High voltage (HV) is isolated from the chassis for good reasons. When any high voltage part has a connection to the chassis, that could spell trouble, depending on how much current the connection can carry. The engineers have cleverly designed circuits and strategies that can determine a “lack of isolation” and report that to your scan tool and set a warning light. How does that detection system work?
Performing diagnostics is something many of us do each day, without much thought, but most seasoned technicians have a detailed diagnostic approach that they employ. They have an action plan — a diagnostic checklist — that they follow from start to finish with remarkable success.
This article will compare the low voltage system to the high voltage system and explain how a 12-volt brain can get confused. It is essential that you master the principles of electronic controls, reprogramming, oscilloscope usage, reading wiring diagrams and all aspects of electronic systems used in today’s modern vehicles in order to transition into high voltage systems.
All technicians are aware that the scan tool holds the No. 1 priority in our initial diagnostic strategies. In my personal experience, the No. 2 tool in diagnostics is the DVOM, known as the digital volt-ohm meter or multimeter. In the event of an electrical problem, the DVOM is the essential tool.

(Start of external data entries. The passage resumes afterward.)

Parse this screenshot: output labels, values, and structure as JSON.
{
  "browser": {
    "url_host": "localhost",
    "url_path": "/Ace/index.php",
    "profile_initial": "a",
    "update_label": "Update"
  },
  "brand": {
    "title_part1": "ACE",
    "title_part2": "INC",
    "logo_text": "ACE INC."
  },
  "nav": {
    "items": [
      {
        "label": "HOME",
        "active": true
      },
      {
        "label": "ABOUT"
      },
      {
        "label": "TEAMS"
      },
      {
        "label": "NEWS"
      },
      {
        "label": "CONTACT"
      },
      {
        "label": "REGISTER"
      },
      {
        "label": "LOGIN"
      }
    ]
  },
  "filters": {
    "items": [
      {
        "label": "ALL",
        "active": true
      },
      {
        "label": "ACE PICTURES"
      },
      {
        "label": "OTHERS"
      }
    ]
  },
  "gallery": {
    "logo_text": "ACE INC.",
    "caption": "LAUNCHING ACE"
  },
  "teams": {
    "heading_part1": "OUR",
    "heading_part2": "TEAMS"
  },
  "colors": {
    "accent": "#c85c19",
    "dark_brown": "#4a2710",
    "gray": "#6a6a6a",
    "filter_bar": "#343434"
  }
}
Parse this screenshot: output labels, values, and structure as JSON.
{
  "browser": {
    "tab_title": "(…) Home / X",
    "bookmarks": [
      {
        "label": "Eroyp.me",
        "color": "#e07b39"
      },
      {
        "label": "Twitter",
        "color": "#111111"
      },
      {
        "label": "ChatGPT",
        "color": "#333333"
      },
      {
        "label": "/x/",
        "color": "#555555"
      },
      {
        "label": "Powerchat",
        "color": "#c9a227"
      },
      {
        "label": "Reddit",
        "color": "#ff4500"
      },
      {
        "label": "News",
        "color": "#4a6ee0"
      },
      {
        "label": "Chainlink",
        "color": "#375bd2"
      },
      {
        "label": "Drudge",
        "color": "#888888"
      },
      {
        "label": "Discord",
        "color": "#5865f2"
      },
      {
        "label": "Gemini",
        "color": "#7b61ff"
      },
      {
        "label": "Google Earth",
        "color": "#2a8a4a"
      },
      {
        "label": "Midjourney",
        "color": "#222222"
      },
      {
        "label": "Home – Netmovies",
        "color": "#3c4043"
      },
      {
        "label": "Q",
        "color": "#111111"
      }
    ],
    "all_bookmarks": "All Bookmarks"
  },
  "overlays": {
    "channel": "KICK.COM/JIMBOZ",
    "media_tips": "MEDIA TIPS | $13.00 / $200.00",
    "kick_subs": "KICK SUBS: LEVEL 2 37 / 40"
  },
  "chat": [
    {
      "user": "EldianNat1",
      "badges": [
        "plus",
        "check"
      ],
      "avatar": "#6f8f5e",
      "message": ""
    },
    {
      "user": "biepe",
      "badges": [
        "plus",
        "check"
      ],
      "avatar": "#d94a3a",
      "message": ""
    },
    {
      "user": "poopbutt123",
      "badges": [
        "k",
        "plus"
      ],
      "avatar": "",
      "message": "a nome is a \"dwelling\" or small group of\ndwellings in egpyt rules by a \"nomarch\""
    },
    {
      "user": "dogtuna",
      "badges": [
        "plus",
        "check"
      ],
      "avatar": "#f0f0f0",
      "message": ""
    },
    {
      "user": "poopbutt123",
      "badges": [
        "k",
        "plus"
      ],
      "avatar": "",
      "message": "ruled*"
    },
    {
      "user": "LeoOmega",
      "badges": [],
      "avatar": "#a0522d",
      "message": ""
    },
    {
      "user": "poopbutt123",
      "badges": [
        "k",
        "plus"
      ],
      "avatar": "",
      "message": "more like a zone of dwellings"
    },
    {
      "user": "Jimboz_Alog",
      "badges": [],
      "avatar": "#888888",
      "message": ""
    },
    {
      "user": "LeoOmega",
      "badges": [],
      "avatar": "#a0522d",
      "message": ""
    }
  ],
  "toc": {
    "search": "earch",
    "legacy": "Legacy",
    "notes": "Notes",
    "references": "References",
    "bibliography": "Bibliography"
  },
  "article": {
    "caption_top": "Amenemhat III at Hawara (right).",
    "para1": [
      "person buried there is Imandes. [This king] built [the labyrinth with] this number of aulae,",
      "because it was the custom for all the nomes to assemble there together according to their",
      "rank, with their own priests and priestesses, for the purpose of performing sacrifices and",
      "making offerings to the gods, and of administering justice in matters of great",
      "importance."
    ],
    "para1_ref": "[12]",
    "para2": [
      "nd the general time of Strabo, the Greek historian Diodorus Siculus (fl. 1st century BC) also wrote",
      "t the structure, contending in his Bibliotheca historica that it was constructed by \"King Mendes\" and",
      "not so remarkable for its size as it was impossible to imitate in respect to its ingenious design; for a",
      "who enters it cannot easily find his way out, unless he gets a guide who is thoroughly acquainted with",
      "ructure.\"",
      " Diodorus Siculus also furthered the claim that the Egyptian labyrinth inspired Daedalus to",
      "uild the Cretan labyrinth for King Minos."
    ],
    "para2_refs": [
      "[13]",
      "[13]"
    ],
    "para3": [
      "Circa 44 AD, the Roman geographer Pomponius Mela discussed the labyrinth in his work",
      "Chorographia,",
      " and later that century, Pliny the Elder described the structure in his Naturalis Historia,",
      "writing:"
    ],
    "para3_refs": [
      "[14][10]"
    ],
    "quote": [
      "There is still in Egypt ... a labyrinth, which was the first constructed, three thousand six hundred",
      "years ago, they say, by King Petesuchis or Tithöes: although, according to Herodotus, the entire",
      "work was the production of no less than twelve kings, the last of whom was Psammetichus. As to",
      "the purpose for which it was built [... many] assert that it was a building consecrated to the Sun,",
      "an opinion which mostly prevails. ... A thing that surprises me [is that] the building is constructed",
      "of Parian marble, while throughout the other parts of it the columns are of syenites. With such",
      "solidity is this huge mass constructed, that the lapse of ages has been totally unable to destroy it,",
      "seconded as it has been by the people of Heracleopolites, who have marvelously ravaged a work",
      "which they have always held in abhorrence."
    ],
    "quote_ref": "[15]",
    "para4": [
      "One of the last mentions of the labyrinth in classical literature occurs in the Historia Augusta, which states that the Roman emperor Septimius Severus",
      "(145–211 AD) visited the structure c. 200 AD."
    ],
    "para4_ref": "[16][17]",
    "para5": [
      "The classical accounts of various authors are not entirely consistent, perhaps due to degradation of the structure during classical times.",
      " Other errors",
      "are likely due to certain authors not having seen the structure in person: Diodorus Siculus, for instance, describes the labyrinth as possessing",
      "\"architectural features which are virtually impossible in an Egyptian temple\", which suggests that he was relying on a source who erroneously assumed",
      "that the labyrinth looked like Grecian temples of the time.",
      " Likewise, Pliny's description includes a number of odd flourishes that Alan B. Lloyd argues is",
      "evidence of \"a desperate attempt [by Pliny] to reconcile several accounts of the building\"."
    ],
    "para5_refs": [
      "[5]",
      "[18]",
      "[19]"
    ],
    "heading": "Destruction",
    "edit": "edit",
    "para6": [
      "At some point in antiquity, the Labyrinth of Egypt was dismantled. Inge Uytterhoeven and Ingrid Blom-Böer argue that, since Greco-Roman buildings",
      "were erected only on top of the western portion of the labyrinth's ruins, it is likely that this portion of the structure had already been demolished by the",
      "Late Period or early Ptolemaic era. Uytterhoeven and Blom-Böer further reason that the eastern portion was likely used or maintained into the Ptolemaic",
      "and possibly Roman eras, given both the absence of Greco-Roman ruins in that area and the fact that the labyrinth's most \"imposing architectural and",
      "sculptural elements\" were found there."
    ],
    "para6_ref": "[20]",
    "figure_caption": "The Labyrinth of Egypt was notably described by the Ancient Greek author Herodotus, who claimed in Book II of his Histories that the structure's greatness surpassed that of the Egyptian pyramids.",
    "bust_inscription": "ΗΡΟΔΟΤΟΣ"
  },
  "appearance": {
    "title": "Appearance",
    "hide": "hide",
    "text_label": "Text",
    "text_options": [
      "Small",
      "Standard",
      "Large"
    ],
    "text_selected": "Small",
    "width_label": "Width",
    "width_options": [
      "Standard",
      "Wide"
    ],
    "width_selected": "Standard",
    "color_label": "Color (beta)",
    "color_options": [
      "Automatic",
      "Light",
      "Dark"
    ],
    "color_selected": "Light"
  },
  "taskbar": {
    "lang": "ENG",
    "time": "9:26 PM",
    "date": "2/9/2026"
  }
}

While the installation of the correct engine oil may not be an important item to a customer when they arrive at our shop for service, the type of oil that is installed in the engine is beyond important. As technicians it is our job to ensure that the correct engine oil is installed that will meet or exceed what the manufacturer expects.

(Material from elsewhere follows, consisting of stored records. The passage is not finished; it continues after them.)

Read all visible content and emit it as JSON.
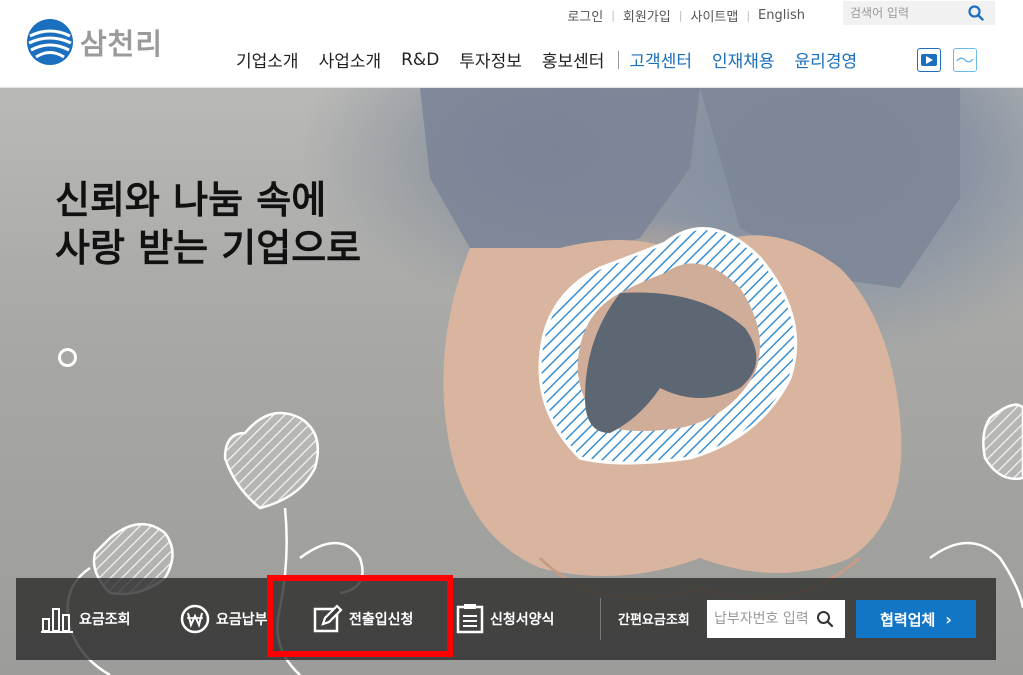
{
  "brand": {
    "logo_text": "삼천리",
    "brand_color": "#1a6fbf"
  },
  "util_nav": {
    "items": [
      "로그인",
      "회원가입",
      "사이트맵",
      "English"
    ]
  },
  "search": {
    "placeholder": "검색어 입력",
    "icon": "search-icon"
  },
  "gnb": {
    "main_items": [
      "기업소개",
      "사업소개",
      "R&D",
      "투자정보",
      "홍보센터"
    ],
    "blue_items": [
      "고객센터",
      "인재채용",
      "윤리경영"
    ],
    "sns_icons": [
      "youtube-icon",
      "social-icon"
    ]
  },
  "hero": {
    "title_line1": "신뢰와 나눔 속에",
    "title_line2": "사랑 받는 기업으로"
  },
  "quick_menu": {
    "items": [
      {
        "label": "요금조회",
        "icon": "bar-chart-icon"
      },
      {
        "label": "요금납부",
        "icon": "won-icon"
      },
      {
        "label": "전출입신청",
        "icon": "edit-icon"
      },
      {
        "label": "신청서양식",
        "icon": "document-icon"
      }
    ],
    "quick_fee_label": "간편요금조회",
    "payer_input_placeholder": "납부자번호 입력",
    "partner_button": "협력업체",
    "partner_chevron": "›"
  },
  "colors": {
    "accent": "#1275c6",
    "highlight": "#ff0000",
    "bar_bg": "#333333"
  }
}
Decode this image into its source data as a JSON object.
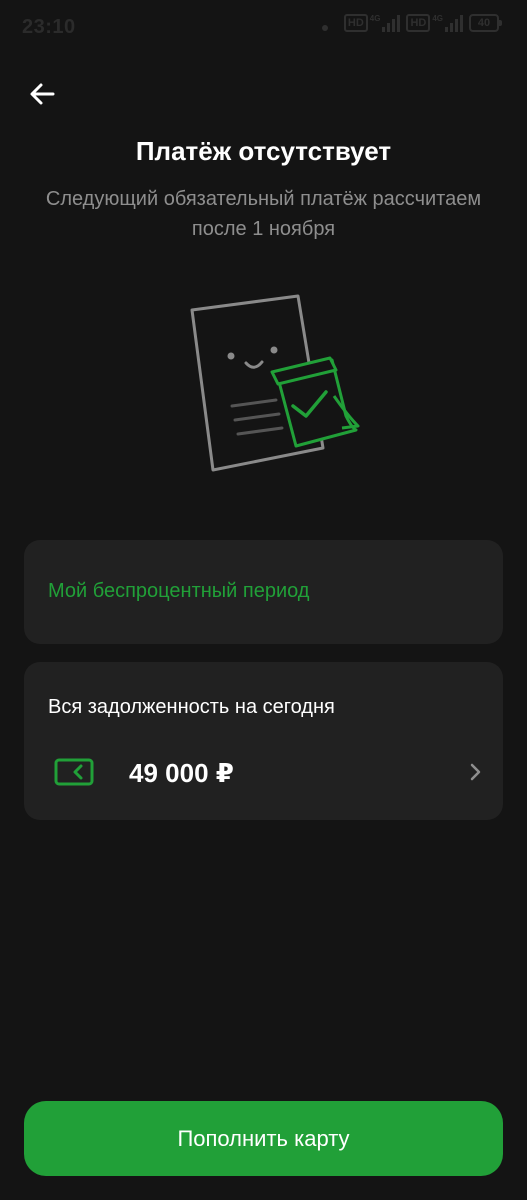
{
  "status_bar": {
    "time": "23:10",
    "hd1": "HD",
    "g1": "4G",
    "hd2": "HD",
    "g2": "4G",
    "battery": "40"
  },
  "header": {
    "title": "Платёж отсутствует",
    "subtitle": "Следующий обязательный платёж рассчитаем после 1 ноября"
  },
  "period_card": {
    "link_label": "Мой беспроцентный период"
  },
  "debt_card": {
    "label": "Вся задолженность на сегодня",
    "amount": "49 000 ₽"
  },
  "footer": {
    "topup_label": "Пополнить карту"
  },
  "colors": {
    "accent": "#21a038",
    "background": "#141414",
    "card": "#212121"
  },
  "icons": {
    "back": "arrow-left-icon",
    "illustration": "document-checkmark-icon",
    "card": "card-icon",
    "chevron": "chevron-right-icon"
  }
}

If the MIL is on with DTC P2798 on a 2017 Chevy Bolt EV vehicles, the cause may be damaged wire insulation resulting in a short to ground or corrosion in the line to the G5 transmission fluid pump harness.
Some 2017-2019 Toyota Tacoma trucks equipped with the BD20 differential (non-TRD) may exhibit a noise or vibration from the rear at low speeds or while braking. This may be caused by excessive clearance between the brake drum and axle drum flange.
This bulletin applies to 2004-2009 and 2010-2015 Toyota 4Runner vehicles equipped with part time 4WD. A cyclical groaning/grinding noise may be heard at the front differential when in 2WD that goes away when placed in 4WD.
Some 2011-2012 Ford F-Super Duty vehicles equipped with a 6.7L diesel engine built on or before Feb. 12, 2012, may exhibit a run-rough and/or misfire concern with or without DTCs P0300, P0301, P0302, P0303, P0304, P0305, P0306, P0307 and P0308.
The park assist feature of some 2009 GM models — including Buicks, Cadillacs, Chevys, GMCs and the Saturn Outlook — may not be operative, and the vehicles may be showing messages that indicate a problem.
Some customers driving a 2015-2018 Chevy Silverado may comment on a surging condition that is felt when driving. During diagnosis, the technician may determine this as a torque converter shudder. This condition may be caused by additives in the transmission fluid that may have depleted during vehicle operation. Some of these additives assist with regulating a consistent slip rate of the clutches.
This bulletin applies to 2014-2016 Jeep Cherokee vehicles equipped with a 2.4L I4 Multiair engine and built on or before July 26, 2016. The customer may describe a slight engine compartment noise. This may be at the purge control valve area.
The spark plug has a straightforward job to do. It’s responsible for igniting the air/fuel mixture in the engine’s combustion chamber initiating the power stroke. But this task is far from simple. The spark plug’s operating environment is extreme with combustion temperatures reaching 1500 F and peak cylinder pressure reaching 1,000 psi or more.
A small internal brake fluid leak inside the brake booster assembly may be causing the brake, ABS and/or TRAC warning lights to illuminate on some 2011-2015 Toyota Prius and 2012-2015 Prius Plug-in Hybrid vehicles.
Some 2015 Ford Escape vehicles built on Oct. 1, 2014, through Nov. 30, 2014, may exhibit a no-crank condition along with other inoperative electrical systems. Check the 12-volt battery for loose, damaged or corroded connections. Check battery state of charge.